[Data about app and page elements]
========================================

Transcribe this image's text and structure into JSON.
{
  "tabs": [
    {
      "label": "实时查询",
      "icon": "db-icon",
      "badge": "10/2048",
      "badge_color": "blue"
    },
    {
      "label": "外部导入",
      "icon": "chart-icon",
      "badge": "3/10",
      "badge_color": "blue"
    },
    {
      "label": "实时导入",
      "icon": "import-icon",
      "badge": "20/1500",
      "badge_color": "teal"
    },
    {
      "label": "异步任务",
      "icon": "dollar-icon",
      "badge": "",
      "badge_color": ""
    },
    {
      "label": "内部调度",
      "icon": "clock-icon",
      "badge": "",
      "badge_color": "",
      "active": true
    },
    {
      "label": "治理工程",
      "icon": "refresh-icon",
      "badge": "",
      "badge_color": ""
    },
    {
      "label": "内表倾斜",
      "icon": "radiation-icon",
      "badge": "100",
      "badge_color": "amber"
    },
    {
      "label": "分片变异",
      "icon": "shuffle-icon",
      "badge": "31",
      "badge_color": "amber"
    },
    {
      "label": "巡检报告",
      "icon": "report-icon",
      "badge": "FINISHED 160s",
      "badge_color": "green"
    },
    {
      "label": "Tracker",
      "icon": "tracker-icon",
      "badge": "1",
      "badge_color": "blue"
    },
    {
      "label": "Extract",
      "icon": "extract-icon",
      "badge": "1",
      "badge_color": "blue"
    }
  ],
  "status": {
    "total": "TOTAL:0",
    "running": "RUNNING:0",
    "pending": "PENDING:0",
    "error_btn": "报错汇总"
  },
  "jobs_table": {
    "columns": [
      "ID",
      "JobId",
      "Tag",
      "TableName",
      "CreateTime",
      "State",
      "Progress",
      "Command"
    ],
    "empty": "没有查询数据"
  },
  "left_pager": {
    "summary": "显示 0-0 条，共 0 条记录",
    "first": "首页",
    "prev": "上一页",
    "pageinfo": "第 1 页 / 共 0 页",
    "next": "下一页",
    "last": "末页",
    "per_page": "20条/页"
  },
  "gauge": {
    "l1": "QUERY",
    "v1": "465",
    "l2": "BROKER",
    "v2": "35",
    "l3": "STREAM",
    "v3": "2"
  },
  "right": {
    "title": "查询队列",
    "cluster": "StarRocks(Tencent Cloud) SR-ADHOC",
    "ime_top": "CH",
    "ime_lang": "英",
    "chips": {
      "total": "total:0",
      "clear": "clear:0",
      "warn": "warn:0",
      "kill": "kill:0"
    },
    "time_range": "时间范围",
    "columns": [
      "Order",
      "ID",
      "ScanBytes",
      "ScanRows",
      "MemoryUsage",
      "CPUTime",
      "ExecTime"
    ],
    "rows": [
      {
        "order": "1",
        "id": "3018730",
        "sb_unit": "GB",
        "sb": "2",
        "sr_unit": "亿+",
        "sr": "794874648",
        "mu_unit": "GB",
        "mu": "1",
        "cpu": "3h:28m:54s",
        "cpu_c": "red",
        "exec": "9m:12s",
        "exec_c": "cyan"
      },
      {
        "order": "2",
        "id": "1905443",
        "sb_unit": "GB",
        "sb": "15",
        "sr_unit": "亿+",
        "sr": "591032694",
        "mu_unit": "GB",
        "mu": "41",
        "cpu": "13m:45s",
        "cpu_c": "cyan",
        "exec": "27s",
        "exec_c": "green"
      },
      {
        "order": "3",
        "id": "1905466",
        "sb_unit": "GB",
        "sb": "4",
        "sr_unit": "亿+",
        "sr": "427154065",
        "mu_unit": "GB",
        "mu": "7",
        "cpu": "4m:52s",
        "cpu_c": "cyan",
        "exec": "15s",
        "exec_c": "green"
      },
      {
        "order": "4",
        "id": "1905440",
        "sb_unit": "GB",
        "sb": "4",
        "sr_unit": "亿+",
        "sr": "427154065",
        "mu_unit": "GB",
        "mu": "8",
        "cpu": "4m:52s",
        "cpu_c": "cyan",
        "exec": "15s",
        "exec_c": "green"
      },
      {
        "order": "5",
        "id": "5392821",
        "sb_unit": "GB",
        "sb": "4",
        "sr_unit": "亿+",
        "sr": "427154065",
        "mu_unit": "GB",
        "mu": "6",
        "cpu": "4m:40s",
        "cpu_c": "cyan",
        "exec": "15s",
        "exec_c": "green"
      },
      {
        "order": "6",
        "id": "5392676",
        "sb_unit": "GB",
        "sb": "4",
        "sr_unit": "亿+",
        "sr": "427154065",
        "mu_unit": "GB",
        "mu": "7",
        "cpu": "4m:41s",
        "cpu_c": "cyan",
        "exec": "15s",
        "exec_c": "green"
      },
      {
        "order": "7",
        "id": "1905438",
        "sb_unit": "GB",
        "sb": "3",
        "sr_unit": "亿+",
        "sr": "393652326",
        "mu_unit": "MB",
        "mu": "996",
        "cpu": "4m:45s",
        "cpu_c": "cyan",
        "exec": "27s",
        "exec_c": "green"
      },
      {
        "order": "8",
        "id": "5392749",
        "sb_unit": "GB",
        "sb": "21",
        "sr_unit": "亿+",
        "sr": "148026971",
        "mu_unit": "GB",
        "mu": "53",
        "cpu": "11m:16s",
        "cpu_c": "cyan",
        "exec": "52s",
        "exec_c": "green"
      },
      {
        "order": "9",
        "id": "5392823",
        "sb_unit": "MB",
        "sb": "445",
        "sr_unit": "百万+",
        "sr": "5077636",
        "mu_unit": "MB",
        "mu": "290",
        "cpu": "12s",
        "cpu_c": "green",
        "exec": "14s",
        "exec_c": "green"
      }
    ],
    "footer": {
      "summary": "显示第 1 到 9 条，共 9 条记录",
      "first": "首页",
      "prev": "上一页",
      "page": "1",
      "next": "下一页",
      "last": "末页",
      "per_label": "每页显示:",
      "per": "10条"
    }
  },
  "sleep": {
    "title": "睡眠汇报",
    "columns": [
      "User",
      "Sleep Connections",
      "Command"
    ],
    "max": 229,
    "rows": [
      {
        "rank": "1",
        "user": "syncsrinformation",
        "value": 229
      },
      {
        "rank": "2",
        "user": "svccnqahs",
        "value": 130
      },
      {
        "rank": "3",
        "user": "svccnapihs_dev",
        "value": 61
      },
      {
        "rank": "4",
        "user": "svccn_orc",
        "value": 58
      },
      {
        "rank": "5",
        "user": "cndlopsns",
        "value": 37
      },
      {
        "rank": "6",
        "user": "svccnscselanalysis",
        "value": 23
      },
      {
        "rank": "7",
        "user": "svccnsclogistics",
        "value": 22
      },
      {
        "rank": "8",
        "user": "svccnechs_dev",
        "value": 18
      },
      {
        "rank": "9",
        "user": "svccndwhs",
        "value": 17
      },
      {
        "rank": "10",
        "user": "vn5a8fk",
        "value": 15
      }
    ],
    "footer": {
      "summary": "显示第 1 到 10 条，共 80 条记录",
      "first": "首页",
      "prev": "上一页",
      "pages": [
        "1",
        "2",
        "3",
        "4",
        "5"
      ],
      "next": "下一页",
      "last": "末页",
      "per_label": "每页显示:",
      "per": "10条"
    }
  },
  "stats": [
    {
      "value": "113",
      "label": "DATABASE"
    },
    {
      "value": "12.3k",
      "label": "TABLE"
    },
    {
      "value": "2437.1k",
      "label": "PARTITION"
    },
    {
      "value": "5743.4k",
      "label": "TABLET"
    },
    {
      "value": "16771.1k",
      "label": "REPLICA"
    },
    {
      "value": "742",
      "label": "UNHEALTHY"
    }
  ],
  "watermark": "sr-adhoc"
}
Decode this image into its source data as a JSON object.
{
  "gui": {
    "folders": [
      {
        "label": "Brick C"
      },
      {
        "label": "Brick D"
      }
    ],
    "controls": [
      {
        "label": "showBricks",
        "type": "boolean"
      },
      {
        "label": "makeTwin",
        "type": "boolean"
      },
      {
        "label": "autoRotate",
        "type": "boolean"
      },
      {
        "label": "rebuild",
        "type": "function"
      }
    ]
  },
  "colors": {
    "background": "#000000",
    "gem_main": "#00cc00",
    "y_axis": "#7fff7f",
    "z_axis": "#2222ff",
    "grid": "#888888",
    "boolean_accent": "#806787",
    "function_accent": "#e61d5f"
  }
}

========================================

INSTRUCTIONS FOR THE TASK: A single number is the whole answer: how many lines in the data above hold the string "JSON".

REPLY TO THE TASK: 2